If you build it, they will come

I am not generally in the habit of quoting rappers, but Kanye West said, "having money isn't everything, not having it is". It is hardly wisdom but it does reach to the core of most issues and the survival of performance venues and theatre practitioners and workers of every type is no exception.

The NRTF believes its traditional venues could open ahead of urban venues and larger institutions with Lombardo reporting that schemes' research shows audiences feeling most comfortable about returning to a village hall than other types of venue.

She puts this down to the complexion of close-knit communities where people tend to know their neighbours, but also the scale and nimble nature of performance events that take place within them.

At the same time, though, whilst some promoters can't wait to put shows on when restrictions are lifted, others remain very nervous, not wanting to be responsible for illness coming into their community space, and such a responsibility seems a disproportionate burden to put on the shoulders of this cohort of unpaid, often older workforce whose volunteering props up the network.

So it isn't just about the money, although who will bear the cost of the installation of hand-washing stations, pre- and post-event cleaning and online ticketing systems and card payments (and that assumes there is reliable coverage) remains to be seen.

The big questions appear to turn on issues of risk and it is, as Lombardo puts it, a can of worms.

"If someone in the community or an artist was unwell, if audiences didn’t feel safe attending or if a promoter wasn’t able to open the doors, whoever cancels that show is likely to be responsible for the financial liability so that is probably the hardest thing to unpick.

"If the box office take is smaller because you can't sell as many tickets then shows are going to need a larger subsidy so there is a financial implication there. Also in terms of logistics and budgets for hotels if artists cannot stay in the homes of the host community as they normally do in rural touring."

The considerations are largely the same for all venues and particularly the unsubsidised and cash-strapped will be looking at the maths of reduced occupancy alongside these increased costs and wondering if staying closed is the more economically viable choice.

At the forefront for everyone is safety and if those big questions can be successfully addressed then the show may indeed go on. Eventually.

The Jack's Kate Bannister, Holly Lombardo and Arrows & Traps' Ross McGregor all talk of long lead-ins, as long as a year in some cases.

"The difference with theatres [and other entertainment sectors] is that we need time—a play needs to be designed, cast and rehearsed, it needs to be marketed, put online and sold. Sometimes, we will spend a year working on putting a play on, we can't just restart", says Bannister.

Of course they can't, and we know that too, not least because, in addition to everything there was to do before, there is now also the challenge of reopening venues, redesigning interiors to maximise social distance-diminished capacity and moving people in and out of spaces whilst maintaining 2m gaps.

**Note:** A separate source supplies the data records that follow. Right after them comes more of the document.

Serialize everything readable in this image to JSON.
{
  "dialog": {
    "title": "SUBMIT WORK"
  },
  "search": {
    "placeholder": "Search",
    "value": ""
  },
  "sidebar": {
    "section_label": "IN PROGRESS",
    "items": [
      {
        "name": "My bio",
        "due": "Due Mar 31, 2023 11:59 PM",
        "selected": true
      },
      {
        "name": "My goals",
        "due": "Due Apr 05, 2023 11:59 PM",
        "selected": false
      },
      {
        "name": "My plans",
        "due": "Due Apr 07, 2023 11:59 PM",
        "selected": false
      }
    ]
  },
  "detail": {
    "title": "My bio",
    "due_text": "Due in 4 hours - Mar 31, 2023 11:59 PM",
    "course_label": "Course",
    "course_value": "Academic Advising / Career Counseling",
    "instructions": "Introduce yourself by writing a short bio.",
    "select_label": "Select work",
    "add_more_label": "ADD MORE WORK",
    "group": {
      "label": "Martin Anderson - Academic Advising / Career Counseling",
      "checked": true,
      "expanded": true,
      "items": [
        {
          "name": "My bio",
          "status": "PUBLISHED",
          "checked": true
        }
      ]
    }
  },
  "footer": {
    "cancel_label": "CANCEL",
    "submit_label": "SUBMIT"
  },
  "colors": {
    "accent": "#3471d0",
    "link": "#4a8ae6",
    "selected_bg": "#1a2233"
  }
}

And it is a huge and, anticipating audience demand. Lyn Gardner's piece cites findings that only 20% of audiences would return to entertainment venues "just because they are open".

It begs the question, can companies and venues afford to walk the gangplank of financial risk only to find they have no audience? And that is as true of a village hall and rural touring artists as it is an arena and the spectacles that perform there.

Whatever our personal entertainment preferences are, the fact remains that the theatre industry is an ecosystem in perpetual tension and never in more fragile a state than it is in now.

It can no more afford to lose the volunteers than it can afford to lose the small venues that support and nurture the artists of the future or the big names with their eye-wateringly big bucks.

In this time of unfathomable uncertainty, like Friedman, I also look to the government to take urgent steps to rescue the theatre industry and secure for it a viable future. You don't drown by falling in the water; you drown by staying there.

The NRTF is a registered charity and National Portfolio Organisation funded largely by Arts Council England. Neither The Jack, a registered charity, nor Arrows and Traps, a non-profit-making company, receive any regular funding. If you are able to support them with a donation, however, small, you may do so through their web sites.

Sandra Giorgetti would like to thank Holly Lombardo of the NRTF, Kate Bannister of The Jack and Ross McGregor of Arrows and Traps for their help with this article. You don't drown by falling in the water; you drown by staying there was said by Ed Cole.